> _PROMPT_
Give the data a second time, exactly and in full.

> _EXTRACTED INFORMATION_
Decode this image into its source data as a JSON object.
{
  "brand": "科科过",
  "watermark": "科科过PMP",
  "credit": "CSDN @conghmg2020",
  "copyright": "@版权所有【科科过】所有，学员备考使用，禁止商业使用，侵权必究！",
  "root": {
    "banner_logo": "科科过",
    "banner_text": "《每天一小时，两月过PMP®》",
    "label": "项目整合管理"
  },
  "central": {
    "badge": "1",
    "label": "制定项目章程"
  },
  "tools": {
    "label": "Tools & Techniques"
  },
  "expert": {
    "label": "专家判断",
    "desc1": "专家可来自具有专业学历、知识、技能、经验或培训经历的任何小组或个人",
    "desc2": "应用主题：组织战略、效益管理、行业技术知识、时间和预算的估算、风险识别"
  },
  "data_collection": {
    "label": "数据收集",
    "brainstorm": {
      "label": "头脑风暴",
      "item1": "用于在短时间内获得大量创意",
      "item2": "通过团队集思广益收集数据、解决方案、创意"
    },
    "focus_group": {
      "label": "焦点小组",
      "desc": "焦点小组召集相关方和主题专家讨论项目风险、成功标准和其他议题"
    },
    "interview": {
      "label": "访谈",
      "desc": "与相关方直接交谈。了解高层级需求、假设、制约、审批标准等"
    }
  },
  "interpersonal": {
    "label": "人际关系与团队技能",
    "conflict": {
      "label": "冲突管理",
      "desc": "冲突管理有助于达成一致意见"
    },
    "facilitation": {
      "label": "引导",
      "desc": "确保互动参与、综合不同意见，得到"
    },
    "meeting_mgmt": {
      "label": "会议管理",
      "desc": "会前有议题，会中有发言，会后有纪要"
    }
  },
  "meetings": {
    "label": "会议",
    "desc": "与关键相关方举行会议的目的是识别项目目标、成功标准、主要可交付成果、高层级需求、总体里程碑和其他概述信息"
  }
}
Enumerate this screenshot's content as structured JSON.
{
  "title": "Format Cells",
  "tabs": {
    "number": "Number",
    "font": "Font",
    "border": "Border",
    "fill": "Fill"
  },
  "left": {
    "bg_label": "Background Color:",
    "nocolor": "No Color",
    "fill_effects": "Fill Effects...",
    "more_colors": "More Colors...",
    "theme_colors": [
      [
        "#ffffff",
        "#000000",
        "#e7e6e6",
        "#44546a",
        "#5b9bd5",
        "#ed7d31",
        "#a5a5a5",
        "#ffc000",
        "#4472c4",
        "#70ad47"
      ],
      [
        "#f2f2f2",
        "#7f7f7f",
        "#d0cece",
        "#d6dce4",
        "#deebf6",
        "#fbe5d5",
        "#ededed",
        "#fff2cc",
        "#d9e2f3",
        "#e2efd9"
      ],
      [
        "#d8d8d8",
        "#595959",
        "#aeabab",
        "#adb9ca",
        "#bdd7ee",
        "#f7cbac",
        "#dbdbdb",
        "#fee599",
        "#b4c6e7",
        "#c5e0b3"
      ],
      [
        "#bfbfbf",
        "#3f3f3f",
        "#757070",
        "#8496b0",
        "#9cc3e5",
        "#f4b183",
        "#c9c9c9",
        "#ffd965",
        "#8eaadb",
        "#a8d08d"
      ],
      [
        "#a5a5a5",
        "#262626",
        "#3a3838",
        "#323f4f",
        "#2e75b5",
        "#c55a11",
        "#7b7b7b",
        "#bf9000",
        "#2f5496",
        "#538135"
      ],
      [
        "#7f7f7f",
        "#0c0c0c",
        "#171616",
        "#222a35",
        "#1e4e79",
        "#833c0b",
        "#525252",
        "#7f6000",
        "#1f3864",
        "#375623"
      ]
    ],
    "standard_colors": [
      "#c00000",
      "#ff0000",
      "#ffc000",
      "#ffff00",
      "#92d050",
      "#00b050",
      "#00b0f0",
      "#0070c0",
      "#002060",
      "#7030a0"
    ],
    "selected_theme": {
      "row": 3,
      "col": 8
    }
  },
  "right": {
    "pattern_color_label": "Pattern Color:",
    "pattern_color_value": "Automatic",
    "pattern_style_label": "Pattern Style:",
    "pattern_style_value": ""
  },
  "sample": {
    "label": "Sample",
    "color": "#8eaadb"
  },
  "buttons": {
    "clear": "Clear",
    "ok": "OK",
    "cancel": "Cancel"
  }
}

> _COMPLETED EXERCISE_
Decode this image into its source data as a JSON object.
{
  "brand": "科科过",
  "watermark": "科科过PMP",
  "credit": "CSDN @conghmg2020",
  "copyright": "@版权所有【科科过】所有，学员备考使用，禁止商业使用，侵权必究！",
  "root": {
    "banner_logo": "科科过",
    "banner_text": "《每天一小时，两月过PMP®》",
    "label": "项目整合管理"
  },
  "central": {
    "badge": "1",
    "label": "制定项目章程"
  },
  "tools": {
    "label": "Tools & Techniques"
  },
  "expert": {
    "label": "专家判断",
    "desc1": "专家可来自具有专业学历、知识、技能、经验或培训经历的任何小组或个人",
    "desc2": "应用主题：组织战略、效益管理、行业技术知识、时间和预算的估算、风险识别"
  },
  "data_collection": {
    "label": "数据收集",
    "brainstorm": {
      "label": "头脑风暴",
      "item1": "用于在短时间内获得大量创意",
      "item2": "通过团队集思广益收集数据、解决方案、创意"
    },
    "focus_group": {
      "label": "焦点小组",
      "desc": "焦点小组召集相关方和主题专家讨论项目风险、成功标准和其他议题"
    },
    "interview": {
      "label": "访谈",
      "desc": "与相关方直接交谈。了解高层级需求、假设、制约、审批标准等"
    }
  },
  "interpersonal": {
    "label": "人际关系与团队技能",
    "conflict": {
      "label": "冲突管理",
      "desc": "冲突管理有助于达成一致意见"
    },
    "facilitation": {
      "label": "引导",
      "desc": "确保互动参与、综合不同意见，得到"
    },
    "meeting_mgmt": {
      "label": "会议管理",
      "desc": "会前有议题，会中有发言，会后有纪要"
    }
  },
  "meetings": {
    "label": "会议",
    "desc": "与关键相关方举行会议的目的是识别项目目标、成功标准、主要可交付成果、高层级需求、总体里程碑和其他概述信息"
  }
}
Enumerate this screenshot's content as structured JSON.
{
  "title": "Format Cells",
  "tabs": {
    "number": "Number",
    "font": "Font",
    "border": "Border",
    "fill": "Fill"
  },
  "left": {
    "bg_label": "Background Color:",
    "nocolor": "No Color",
    "fill_effects": "Fill Effects...",
    "more_colors": "More Colors...",
    "theme_colors": [
      [
        "#ffffff",
        "#000000",
        "#e7e6e6",
        "#44546a",
        "#5b9bd5",
        "#ed7d31",
        "#a5a5a5",
        "#ffc000",
        "#4472c4",
        "#70ad47"
      ],
      [
        "#f2f2f2",
        "#7f7f7f",
        "#d0cece",
        "#d6dce4",
        "#deebf6",
        "#fbe5d5",
        "#ededed",
        "#fff2cc",
        "#d9e2f3",
        "#e2efd9"
      ],
      [
        "#d8d8d8",
        "#595959",
        "#aeabab",
        "#adb9ca",
        "#bdd7ee",
        "#f7cbac",
        "#dbdbdb",
        "#fee599",
        "#b4c6e7",
        "#c5e0b3"
      ],
      [
        "#bfbfbf",
        "#3f3f3f",
        "#757070",
        "#8496b0",
        "#9cc3e5",
        "#f4b183",
        "#c9c9c9",
        "#ffd965",
        "#8eaadb",
        "#a8d08d"
      ],
      [
        "#a5a5a5",
        "#262626",
        "#3a3838",
        "#323f4f",
        "#2e75b5",
        "#c55a11",
        "#7b7b7b",
        "#bf9000",
        "#2f5496",
        "#538135"
      ],
      [
        "#7f7f7f",
        "#0c0c0c",
        "#171616",
        "#222a35",
        "#1e4e79",
        "#833c0b",
        "#525252",
        "#7f6000",
        "#1f3864",
        "#375623"
      ]
    ],
    "standard_colors": [
      "#c00000",
      "#ff0000",
      "#ffc000",
      "#ffff00",
      "#92d050",
      "#00b050",
      "#00b0f0",
      "#0070c0",
      "#002060",
      "#7030a0"
    ],
    "selected_theme": {
      "row": 3,
      "col": 8
    }
  },
  "right": {
    "pattern_color_label": "Pattern Color:",
    "pattern_color_value": "Automatic",
    "pattern_style_label": "Pattern Style:",
    "pattern_style_value": ""
  },
  "sample": {
    "label": "Sample",
    "color": "#8eaadb"
  },
  "buttons": {
    "clear": "Clear",
    "ok": "OK",
    "cancel": "Cancel"
  }
}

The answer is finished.